*** Begin section ***

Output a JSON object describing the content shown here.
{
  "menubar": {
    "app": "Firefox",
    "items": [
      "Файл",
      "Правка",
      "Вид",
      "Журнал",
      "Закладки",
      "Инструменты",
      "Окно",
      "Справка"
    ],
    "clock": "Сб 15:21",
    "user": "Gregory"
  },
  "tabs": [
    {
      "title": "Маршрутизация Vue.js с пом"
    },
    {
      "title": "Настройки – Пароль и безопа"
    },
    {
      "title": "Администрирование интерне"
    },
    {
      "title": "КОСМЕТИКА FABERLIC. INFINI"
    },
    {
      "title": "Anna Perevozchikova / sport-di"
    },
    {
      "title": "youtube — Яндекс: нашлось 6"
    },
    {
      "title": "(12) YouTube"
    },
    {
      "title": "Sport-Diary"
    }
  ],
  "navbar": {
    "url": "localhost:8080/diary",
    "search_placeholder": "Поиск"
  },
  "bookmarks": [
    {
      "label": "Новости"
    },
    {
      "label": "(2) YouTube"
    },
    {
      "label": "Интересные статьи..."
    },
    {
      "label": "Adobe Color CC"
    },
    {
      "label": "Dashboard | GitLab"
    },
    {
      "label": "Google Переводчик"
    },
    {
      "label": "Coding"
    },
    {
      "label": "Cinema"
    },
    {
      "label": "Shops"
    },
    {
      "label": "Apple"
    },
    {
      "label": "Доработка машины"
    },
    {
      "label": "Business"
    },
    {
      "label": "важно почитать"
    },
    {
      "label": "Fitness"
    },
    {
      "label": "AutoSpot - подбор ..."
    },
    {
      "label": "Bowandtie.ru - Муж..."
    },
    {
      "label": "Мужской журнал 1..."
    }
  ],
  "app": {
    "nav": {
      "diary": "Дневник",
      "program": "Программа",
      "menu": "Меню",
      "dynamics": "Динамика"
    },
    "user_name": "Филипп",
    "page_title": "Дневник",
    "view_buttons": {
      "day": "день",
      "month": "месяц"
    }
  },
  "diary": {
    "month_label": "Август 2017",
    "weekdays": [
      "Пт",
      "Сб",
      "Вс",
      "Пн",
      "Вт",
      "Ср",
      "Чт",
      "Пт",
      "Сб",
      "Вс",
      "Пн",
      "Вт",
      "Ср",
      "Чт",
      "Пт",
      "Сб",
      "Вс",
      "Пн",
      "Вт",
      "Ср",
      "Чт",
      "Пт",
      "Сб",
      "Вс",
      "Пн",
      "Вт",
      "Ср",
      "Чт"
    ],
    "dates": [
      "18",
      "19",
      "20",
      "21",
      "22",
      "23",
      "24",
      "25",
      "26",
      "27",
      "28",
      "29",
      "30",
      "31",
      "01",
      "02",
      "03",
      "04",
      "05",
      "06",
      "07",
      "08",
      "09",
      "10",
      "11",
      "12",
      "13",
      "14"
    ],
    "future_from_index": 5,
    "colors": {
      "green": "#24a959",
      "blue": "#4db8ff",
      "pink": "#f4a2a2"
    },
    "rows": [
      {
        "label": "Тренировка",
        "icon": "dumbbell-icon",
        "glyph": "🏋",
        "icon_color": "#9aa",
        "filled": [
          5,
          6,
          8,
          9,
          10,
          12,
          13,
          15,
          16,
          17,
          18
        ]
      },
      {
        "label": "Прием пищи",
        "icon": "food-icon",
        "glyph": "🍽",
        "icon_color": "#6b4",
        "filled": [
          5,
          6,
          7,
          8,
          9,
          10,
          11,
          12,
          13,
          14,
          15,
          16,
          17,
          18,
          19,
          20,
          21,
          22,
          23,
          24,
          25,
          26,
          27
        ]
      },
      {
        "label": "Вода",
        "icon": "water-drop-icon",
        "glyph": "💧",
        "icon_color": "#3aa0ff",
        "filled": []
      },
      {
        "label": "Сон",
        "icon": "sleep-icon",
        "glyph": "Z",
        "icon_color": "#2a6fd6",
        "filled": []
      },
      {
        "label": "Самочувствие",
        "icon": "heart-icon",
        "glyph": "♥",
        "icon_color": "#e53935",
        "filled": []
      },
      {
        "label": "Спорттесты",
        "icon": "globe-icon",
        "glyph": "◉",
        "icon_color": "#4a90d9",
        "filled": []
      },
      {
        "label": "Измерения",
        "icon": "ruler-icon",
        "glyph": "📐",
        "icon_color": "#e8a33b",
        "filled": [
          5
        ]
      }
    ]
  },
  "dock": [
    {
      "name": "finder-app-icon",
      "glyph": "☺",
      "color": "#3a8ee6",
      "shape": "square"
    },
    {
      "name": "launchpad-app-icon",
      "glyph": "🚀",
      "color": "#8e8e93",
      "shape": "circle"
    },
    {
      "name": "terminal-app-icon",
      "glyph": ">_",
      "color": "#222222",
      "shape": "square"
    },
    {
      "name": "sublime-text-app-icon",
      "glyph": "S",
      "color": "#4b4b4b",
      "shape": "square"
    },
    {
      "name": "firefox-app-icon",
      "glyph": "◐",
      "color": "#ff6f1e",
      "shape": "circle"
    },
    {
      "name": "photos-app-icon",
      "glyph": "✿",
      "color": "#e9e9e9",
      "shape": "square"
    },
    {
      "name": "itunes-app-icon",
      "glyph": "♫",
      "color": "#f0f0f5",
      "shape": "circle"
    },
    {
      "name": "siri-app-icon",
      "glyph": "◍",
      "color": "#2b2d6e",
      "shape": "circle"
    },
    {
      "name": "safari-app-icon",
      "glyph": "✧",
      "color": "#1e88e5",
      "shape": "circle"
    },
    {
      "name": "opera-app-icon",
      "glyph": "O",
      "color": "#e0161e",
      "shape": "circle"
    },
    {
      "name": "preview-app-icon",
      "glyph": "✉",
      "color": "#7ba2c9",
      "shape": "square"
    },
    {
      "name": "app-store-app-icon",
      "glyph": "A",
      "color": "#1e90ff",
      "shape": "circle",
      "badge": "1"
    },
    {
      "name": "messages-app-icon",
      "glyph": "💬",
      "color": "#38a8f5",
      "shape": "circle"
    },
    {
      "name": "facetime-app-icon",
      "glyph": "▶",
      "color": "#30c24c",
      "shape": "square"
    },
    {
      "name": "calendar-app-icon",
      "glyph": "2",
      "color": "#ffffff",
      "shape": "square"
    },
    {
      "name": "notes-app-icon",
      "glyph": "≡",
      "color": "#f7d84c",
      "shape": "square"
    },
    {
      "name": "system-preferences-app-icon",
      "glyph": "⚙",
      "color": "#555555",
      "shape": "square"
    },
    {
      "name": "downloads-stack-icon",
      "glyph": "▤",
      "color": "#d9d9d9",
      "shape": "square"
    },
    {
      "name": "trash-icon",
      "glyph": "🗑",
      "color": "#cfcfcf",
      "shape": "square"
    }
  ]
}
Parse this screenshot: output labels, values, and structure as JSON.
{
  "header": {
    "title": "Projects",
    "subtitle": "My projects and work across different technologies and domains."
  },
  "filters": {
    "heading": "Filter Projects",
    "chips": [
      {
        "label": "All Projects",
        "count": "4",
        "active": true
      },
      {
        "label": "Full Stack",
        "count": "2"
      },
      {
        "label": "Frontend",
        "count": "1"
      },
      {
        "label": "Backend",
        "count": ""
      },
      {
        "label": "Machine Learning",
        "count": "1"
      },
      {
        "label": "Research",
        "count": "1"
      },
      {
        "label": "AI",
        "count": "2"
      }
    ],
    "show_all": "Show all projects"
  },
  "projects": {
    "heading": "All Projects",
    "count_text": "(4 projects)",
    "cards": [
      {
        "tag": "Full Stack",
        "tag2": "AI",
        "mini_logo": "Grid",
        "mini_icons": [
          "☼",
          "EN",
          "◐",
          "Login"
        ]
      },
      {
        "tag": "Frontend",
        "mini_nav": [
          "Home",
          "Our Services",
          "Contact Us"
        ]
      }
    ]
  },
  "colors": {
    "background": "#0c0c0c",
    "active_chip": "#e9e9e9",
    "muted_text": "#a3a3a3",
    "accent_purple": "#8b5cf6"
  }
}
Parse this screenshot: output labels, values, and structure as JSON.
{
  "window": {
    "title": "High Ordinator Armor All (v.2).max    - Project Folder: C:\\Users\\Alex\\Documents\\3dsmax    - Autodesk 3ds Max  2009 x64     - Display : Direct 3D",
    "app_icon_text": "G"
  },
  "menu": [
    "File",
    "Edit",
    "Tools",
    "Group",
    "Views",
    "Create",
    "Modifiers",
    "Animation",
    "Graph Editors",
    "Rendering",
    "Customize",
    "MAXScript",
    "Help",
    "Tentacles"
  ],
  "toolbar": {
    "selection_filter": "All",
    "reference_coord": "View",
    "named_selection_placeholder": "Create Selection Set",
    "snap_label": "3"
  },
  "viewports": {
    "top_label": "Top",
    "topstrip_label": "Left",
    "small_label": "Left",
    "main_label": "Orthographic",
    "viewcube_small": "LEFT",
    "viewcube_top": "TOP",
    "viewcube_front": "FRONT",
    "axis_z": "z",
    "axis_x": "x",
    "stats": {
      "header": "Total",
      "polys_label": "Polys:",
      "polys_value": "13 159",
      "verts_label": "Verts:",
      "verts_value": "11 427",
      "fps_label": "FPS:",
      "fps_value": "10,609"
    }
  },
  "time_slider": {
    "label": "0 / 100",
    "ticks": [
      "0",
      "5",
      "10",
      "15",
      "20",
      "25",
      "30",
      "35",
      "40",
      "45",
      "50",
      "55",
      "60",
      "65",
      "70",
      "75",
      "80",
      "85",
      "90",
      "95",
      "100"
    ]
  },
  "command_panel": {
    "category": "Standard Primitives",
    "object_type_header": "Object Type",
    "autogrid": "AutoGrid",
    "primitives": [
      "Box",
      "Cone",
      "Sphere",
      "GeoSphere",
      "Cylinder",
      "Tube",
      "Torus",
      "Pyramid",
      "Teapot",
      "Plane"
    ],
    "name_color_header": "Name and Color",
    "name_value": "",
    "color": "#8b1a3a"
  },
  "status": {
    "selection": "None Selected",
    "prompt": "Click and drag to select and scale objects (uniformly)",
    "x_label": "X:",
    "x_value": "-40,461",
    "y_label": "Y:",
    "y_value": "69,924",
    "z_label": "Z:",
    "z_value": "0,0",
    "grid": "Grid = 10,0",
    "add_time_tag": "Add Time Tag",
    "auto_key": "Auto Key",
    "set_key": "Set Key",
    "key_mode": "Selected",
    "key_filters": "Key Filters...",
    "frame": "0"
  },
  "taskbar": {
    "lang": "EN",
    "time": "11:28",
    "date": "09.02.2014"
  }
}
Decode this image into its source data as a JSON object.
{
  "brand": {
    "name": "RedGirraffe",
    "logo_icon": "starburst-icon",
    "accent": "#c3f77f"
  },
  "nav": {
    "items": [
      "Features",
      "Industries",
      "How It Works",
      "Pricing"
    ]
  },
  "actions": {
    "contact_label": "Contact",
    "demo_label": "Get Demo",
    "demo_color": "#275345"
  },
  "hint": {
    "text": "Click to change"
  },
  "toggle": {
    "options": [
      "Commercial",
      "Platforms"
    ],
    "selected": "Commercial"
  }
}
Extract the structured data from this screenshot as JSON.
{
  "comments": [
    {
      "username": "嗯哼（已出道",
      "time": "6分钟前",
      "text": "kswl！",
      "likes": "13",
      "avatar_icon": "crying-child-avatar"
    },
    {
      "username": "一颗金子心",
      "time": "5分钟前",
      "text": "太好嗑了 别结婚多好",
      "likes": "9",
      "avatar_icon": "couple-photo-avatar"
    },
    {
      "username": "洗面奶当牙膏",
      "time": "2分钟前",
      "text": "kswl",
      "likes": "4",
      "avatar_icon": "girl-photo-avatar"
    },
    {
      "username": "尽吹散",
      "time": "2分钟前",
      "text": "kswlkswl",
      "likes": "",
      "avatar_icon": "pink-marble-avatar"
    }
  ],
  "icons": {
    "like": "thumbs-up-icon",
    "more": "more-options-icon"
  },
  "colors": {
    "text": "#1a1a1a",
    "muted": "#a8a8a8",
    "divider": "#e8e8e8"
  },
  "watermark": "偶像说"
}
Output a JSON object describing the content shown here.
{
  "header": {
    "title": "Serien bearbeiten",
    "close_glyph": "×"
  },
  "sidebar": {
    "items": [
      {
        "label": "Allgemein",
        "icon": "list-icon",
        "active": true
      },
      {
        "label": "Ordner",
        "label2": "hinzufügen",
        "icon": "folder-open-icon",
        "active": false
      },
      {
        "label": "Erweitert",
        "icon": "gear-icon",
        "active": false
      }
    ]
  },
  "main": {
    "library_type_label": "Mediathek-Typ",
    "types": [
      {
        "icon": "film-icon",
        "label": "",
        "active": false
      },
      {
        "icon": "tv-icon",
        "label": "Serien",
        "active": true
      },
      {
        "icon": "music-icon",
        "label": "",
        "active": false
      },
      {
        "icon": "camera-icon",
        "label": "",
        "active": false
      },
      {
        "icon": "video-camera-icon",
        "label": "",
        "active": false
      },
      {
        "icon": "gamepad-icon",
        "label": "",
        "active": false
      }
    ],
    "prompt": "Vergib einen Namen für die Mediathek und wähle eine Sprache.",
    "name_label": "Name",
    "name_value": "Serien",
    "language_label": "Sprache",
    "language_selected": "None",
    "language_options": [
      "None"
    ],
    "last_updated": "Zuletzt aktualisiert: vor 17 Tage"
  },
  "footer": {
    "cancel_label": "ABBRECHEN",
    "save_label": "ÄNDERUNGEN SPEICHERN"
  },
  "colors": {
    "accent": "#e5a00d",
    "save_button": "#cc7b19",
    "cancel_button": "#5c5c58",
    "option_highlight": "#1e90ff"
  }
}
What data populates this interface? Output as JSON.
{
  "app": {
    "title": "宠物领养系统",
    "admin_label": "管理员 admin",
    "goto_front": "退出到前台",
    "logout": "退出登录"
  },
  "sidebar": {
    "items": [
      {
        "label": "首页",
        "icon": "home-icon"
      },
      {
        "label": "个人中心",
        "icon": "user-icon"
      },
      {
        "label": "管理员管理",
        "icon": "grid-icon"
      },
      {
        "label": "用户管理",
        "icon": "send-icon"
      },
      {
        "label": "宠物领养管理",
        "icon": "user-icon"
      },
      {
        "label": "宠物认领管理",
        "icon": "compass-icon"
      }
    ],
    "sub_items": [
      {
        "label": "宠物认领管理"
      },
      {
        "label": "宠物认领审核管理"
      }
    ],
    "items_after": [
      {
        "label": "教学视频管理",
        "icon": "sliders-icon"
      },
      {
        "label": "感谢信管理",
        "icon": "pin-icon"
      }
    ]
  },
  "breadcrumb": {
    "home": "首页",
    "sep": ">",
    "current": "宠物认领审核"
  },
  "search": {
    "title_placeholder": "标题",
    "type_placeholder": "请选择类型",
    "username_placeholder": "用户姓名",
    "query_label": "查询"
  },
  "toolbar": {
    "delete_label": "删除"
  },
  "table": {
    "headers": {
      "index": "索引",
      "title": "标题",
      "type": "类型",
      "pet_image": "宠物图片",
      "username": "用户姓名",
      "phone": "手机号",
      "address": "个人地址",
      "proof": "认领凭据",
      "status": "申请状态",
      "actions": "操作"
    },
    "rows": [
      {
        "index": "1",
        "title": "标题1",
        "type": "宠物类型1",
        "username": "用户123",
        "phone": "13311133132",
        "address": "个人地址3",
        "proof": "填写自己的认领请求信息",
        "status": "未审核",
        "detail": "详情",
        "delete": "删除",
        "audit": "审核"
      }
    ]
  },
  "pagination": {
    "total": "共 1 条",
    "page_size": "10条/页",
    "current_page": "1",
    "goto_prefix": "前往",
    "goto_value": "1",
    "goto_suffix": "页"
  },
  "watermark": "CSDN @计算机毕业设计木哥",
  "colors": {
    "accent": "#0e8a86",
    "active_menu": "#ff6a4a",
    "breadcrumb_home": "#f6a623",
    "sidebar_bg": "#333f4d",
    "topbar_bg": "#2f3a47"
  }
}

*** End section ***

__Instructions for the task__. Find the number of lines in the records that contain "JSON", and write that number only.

__Completed exercise__. 7